◆ **REQUIRED WORK**:
Whichever lines include the word "Open", copy them as they appear in the data.

◆ **RECORDS**:
——————————

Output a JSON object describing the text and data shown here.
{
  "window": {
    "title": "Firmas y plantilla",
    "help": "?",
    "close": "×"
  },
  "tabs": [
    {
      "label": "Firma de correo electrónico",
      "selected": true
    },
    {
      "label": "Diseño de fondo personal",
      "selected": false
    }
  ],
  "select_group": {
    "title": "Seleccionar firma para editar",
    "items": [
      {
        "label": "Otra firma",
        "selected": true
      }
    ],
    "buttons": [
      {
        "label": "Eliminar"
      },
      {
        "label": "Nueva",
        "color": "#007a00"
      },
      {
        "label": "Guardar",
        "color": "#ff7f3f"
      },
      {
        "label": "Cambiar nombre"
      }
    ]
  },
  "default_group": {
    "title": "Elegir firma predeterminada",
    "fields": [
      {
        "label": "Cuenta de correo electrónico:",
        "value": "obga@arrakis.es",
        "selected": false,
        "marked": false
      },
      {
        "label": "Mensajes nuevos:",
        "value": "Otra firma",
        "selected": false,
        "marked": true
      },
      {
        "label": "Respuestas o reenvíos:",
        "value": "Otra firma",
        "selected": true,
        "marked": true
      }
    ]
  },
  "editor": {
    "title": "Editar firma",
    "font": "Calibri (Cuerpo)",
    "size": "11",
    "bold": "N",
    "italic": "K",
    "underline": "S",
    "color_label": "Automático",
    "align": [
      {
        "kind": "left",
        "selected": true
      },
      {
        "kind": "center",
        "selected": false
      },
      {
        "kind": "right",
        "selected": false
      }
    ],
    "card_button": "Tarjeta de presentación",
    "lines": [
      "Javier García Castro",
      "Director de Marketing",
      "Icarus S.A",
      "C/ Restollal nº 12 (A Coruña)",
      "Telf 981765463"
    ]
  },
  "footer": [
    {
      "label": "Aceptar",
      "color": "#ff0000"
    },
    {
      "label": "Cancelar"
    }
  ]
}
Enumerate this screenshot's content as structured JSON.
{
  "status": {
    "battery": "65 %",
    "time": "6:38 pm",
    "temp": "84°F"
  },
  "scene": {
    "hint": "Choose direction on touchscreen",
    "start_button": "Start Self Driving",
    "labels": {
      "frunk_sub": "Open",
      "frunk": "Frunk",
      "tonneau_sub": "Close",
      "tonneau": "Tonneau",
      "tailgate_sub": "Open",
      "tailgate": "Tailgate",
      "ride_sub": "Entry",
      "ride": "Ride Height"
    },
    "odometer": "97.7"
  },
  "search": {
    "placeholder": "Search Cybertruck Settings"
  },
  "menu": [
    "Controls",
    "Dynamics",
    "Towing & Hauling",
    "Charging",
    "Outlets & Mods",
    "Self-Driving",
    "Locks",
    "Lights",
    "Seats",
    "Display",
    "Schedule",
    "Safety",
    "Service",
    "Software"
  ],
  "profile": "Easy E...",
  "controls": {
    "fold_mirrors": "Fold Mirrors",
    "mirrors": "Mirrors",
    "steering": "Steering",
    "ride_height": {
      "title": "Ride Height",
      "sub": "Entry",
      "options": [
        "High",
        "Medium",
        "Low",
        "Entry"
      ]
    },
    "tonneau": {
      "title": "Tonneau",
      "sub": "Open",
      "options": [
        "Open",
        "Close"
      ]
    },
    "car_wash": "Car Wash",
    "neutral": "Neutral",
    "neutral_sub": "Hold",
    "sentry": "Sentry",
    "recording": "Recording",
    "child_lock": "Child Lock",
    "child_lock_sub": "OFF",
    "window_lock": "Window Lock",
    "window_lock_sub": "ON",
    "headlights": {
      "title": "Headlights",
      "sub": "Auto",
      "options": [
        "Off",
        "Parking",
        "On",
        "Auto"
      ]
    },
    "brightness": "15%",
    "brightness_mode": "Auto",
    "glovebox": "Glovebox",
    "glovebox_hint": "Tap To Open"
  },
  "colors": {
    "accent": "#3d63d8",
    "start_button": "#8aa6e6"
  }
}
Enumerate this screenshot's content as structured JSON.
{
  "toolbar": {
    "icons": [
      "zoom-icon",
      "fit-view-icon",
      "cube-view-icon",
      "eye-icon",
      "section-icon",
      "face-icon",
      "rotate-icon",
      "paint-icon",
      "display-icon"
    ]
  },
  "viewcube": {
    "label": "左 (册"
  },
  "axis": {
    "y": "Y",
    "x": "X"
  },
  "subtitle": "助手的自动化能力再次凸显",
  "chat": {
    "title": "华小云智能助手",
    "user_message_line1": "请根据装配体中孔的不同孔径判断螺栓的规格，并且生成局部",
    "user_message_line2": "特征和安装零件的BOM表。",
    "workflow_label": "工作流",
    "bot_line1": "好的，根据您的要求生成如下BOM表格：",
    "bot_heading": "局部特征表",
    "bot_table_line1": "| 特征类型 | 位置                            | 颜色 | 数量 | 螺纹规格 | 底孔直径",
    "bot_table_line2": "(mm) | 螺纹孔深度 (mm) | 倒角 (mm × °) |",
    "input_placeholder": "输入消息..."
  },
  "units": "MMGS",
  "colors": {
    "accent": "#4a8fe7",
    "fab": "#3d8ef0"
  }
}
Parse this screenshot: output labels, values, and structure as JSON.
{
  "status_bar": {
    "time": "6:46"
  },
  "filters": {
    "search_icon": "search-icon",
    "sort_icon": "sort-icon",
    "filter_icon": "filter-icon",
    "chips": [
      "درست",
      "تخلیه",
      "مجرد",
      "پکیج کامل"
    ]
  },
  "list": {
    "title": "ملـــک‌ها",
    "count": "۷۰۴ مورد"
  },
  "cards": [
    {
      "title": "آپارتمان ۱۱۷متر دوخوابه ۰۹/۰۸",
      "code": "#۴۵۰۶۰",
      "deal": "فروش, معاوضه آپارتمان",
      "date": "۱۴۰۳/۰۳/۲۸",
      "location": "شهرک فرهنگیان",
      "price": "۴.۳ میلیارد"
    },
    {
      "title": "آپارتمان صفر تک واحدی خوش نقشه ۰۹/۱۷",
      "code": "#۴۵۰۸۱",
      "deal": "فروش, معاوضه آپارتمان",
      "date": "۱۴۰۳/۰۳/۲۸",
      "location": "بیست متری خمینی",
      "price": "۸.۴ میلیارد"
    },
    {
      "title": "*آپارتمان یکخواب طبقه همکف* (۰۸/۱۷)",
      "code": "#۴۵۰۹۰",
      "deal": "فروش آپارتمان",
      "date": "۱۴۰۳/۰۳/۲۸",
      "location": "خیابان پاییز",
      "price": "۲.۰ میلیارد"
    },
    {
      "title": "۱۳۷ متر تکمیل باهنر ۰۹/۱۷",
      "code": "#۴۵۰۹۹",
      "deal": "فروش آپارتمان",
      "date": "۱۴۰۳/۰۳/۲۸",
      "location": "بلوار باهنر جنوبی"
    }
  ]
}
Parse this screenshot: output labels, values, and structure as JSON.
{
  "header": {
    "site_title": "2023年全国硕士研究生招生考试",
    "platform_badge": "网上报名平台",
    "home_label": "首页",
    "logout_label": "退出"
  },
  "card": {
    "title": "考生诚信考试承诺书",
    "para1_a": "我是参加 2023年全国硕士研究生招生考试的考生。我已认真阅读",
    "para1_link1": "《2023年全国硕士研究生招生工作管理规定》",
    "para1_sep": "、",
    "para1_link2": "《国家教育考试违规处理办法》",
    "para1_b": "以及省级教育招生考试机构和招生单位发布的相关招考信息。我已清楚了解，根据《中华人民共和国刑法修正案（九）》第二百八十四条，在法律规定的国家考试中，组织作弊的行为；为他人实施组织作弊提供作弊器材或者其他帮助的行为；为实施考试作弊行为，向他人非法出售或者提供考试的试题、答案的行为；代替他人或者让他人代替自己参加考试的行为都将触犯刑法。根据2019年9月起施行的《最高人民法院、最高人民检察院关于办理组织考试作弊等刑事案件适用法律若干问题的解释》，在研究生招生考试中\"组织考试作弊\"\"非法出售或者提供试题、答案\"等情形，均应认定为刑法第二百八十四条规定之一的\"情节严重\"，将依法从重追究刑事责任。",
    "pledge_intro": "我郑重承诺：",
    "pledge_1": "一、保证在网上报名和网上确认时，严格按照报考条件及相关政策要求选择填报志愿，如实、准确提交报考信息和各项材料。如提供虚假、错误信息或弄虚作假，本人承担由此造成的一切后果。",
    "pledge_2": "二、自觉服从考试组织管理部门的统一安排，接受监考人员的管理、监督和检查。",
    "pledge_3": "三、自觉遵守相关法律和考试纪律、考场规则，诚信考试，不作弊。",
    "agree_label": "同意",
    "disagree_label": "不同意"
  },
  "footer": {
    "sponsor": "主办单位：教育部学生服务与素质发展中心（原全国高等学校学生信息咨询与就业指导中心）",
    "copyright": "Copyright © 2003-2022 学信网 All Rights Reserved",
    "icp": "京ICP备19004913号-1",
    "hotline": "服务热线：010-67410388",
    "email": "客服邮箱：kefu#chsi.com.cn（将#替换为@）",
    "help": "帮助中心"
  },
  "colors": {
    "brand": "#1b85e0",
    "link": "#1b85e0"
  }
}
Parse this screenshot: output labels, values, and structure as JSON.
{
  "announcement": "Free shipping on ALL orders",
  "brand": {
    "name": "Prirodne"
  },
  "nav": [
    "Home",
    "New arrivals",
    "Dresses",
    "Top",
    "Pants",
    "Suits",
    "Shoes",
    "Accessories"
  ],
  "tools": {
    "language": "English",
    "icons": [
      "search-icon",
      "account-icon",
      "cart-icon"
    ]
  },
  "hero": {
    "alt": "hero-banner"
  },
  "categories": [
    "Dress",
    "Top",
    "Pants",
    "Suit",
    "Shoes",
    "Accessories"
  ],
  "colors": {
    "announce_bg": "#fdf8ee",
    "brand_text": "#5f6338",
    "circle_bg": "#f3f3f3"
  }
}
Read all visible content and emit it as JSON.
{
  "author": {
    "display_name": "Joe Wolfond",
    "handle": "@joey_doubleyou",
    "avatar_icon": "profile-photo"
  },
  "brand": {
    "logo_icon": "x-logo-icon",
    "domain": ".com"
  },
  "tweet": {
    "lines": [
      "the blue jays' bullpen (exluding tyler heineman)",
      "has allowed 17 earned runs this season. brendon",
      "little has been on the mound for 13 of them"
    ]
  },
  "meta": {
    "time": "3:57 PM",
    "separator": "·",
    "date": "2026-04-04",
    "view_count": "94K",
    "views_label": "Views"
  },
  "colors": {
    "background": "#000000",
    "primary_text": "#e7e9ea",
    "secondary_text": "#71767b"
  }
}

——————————

◆ **REPLY**:
      "frunk_sub": "Open",
      "tailgate_sub": "Open",
      "sub": "Open",
        "Open",
    "glovebox_hint": "Tap To Open"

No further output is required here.